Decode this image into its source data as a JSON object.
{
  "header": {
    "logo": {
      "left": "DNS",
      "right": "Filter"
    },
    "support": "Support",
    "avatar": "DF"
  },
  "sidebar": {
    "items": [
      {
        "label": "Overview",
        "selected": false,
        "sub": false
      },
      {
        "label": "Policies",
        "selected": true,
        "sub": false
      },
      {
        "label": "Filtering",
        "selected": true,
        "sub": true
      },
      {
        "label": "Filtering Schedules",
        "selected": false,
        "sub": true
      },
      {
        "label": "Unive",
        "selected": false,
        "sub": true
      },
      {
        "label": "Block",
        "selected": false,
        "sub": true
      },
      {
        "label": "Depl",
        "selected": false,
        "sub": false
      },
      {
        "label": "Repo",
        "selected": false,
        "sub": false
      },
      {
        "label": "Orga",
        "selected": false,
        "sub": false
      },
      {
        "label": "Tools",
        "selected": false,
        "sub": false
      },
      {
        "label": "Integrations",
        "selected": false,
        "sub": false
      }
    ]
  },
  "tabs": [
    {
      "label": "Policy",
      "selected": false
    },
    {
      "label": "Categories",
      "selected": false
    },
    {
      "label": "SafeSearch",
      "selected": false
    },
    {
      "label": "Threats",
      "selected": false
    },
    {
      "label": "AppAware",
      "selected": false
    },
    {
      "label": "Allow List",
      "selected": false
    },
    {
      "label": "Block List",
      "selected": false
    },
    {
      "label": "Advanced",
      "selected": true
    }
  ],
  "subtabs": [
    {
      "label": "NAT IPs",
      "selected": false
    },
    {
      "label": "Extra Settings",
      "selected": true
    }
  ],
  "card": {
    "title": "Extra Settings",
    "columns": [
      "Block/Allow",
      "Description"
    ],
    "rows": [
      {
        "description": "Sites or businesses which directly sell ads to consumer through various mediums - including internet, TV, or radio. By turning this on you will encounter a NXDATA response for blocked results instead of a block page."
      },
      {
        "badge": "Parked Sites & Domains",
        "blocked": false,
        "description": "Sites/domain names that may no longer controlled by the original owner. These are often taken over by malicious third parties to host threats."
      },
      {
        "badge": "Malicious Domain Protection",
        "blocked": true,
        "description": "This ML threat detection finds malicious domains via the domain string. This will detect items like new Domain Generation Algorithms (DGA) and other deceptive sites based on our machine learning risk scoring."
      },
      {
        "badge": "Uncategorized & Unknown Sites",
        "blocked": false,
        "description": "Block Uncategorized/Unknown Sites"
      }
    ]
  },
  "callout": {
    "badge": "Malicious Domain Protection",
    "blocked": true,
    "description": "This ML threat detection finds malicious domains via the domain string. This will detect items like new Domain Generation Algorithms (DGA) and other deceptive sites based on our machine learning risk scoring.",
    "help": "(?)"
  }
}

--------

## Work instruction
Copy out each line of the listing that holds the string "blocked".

## Result of the task
        "description": "Sites or businesses which directly sell ads to consumer through various mediums - including internet, TV, or radio. By turning this on you will encounter a NXDATA response for blocked results instead of a block page."
        "blocked": false,
        "blocked": true,
        "blocked": false,
    "blocked": true,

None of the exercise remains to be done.